Filter out all lines without the word "heart" from the data below, please, and copy the rest.

Page and application data records:
------------------------

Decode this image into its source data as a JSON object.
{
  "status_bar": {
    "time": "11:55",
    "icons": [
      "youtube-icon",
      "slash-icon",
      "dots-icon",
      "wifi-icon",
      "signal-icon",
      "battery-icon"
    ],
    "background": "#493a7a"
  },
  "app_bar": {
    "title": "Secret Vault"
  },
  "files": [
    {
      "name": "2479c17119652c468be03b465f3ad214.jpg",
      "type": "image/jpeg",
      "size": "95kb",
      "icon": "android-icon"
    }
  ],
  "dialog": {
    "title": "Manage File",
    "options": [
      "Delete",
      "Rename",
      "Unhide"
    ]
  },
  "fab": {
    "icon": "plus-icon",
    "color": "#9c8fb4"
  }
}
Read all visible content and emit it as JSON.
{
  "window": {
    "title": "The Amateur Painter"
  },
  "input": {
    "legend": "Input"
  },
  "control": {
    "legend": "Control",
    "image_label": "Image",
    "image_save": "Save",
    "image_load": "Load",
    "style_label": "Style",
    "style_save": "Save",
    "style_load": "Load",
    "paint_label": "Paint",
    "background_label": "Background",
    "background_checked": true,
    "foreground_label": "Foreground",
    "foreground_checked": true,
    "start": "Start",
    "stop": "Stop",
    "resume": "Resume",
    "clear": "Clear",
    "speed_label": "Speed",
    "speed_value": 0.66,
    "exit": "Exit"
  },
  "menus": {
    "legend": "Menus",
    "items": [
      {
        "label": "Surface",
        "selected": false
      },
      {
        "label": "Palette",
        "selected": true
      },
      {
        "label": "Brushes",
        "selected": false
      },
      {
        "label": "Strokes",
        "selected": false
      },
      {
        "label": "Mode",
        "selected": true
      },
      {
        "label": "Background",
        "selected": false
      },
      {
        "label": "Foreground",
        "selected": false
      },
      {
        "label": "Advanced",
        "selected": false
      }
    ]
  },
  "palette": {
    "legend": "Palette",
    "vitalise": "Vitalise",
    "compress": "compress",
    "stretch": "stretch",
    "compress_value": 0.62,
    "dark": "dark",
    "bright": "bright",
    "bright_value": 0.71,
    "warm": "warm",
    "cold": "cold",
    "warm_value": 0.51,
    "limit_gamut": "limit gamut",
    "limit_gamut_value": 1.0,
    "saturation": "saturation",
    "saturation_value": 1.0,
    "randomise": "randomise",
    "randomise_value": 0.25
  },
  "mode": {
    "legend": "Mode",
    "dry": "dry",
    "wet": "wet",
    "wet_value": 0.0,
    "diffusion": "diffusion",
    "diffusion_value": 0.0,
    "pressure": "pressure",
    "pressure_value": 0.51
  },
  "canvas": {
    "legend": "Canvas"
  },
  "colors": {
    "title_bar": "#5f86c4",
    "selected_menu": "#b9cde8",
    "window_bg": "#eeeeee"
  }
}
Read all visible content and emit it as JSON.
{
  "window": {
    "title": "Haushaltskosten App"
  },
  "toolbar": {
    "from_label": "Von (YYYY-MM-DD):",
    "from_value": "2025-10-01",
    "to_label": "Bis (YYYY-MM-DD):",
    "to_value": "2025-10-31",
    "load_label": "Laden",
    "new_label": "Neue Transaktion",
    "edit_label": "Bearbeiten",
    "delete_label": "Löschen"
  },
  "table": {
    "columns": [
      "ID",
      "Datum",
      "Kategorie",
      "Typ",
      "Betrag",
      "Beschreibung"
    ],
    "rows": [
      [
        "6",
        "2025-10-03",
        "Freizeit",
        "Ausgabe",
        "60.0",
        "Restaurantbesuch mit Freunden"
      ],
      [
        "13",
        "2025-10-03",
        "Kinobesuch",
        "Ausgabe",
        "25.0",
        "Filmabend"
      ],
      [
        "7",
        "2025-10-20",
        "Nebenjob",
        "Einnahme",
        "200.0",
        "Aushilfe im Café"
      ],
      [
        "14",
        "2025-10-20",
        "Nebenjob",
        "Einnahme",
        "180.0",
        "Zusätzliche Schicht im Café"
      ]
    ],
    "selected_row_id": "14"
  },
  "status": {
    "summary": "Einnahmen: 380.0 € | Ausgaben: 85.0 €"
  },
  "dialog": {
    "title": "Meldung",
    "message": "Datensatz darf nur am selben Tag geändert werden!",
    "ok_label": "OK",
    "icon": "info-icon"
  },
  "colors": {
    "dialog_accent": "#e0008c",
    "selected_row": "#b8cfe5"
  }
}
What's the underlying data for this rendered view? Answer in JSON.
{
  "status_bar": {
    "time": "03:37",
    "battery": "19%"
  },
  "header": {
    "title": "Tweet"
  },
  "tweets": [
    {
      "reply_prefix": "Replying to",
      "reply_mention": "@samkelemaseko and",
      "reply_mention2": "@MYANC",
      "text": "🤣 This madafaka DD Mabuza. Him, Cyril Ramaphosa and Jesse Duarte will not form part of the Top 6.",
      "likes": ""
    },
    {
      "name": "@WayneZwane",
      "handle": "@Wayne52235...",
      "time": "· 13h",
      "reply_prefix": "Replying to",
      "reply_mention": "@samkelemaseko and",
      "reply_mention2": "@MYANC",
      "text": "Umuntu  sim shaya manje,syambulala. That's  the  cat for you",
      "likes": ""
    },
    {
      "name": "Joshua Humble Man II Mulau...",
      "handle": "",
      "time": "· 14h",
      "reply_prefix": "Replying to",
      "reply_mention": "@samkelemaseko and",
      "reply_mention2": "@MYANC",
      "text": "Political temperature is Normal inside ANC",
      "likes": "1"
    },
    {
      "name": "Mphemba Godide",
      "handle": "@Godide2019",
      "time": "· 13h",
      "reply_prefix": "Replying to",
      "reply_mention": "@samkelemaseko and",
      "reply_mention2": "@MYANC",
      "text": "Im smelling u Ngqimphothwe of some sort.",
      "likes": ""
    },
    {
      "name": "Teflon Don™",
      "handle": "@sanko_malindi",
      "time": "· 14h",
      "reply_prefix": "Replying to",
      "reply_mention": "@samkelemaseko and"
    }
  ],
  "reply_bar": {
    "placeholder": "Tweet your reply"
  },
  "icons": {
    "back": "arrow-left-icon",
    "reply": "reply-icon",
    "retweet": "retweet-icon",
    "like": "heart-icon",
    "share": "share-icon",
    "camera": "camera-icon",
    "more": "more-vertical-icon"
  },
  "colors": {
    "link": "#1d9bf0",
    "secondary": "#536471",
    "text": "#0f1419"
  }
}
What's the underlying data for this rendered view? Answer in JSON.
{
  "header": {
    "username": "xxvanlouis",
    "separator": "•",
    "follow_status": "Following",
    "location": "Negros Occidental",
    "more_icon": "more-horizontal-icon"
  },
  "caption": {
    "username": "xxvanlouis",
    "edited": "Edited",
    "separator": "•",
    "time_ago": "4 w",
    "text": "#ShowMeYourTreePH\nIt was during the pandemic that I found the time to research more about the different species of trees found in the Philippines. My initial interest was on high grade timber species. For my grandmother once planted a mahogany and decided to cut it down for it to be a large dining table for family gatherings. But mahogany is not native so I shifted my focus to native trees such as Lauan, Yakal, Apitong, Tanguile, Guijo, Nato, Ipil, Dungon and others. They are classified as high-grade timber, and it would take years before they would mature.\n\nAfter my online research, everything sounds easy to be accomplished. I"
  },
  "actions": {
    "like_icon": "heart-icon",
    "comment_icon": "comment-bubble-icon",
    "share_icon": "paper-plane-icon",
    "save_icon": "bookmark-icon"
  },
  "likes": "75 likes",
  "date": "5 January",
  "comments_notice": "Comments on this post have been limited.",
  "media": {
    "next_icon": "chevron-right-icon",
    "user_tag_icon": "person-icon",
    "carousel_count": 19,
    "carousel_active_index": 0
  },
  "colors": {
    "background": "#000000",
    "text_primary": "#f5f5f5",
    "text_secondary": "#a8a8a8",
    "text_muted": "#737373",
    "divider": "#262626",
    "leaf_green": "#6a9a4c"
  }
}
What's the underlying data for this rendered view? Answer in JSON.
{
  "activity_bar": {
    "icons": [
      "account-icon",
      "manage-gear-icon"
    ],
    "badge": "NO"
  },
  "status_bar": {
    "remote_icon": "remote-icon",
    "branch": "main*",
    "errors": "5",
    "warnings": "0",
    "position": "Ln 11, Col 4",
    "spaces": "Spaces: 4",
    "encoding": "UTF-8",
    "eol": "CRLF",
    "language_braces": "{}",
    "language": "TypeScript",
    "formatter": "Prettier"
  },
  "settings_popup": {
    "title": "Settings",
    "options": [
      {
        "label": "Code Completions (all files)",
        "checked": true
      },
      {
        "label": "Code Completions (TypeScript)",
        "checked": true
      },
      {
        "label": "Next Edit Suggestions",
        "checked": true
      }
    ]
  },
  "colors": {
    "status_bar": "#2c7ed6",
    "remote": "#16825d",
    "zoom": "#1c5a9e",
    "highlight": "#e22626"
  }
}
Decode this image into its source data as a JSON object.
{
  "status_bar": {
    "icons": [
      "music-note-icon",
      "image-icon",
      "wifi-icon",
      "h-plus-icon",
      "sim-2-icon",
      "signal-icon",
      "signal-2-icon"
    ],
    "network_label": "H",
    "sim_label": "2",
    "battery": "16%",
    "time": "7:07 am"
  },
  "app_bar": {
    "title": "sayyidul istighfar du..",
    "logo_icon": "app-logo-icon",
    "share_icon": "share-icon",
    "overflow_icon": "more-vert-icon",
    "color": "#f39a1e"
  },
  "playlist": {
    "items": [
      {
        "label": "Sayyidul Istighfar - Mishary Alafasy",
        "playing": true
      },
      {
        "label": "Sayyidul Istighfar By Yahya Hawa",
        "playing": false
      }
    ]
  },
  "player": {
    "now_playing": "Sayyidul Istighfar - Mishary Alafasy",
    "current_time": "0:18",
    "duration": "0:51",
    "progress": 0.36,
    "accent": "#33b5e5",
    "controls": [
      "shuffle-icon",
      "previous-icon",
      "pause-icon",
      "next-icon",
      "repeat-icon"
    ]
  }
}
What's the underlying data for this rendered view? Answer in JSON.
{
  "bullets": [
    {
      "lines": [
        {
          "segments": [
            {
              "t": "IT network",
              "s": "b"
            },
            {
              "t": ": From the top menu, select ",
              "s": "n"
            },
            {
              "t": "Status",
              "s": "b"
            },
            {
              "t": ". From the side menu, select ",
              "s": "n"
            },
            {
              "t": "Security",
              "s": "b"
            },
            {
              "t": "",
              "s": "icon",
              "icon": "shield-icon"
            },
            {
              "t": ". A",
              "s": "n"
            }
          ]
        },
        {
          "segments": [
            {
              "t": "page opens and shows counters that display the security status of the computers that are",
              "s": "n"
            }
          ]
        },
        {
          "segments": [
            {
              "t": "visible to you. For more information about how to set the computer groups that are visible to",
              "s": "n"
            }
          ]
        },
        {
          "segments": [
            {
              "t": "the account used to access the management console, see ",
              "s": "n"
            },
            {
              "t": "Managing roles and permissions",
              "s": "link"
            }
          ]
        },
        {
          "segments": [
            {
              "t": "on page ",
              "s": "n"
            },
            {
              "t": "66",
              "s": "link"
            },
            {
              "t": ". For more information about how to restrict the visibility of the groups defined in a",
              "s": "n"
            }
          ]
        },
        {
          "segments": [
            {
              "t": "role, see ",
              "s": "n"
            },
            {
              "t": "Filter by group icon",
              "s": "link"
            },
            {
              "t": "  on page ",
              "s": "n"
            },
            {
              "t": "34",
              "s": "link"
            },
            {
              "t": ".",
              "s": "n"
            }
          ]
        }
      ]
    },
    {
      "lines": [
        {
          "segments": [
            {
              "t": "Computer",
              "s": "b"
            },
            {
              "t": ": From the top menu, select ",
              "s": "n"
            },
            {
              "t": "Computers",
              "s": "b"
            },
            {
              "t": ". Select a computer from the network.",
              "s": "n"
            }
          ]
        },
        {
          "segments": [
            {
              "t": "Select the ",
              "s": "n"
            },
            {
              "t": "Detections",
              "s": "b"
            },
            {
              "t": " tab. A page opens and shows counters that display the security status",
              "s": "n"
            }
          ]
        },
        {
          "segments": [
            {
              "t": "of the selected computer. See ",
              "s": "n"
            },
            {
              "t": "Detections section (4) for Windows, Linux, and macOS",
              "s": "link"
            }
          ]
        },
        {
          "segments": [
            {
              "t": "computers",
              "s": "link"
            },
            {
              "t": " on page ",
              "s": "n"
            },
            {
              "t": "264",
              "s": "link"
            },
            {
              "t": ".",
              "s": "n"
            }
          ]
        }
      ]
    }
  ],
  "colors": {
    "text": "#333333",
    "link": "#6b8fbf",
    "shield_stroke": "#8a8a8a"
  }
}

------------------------

◆ Task result ◆
    "like": "heart-icon",
    "like_icon": "heart-icon",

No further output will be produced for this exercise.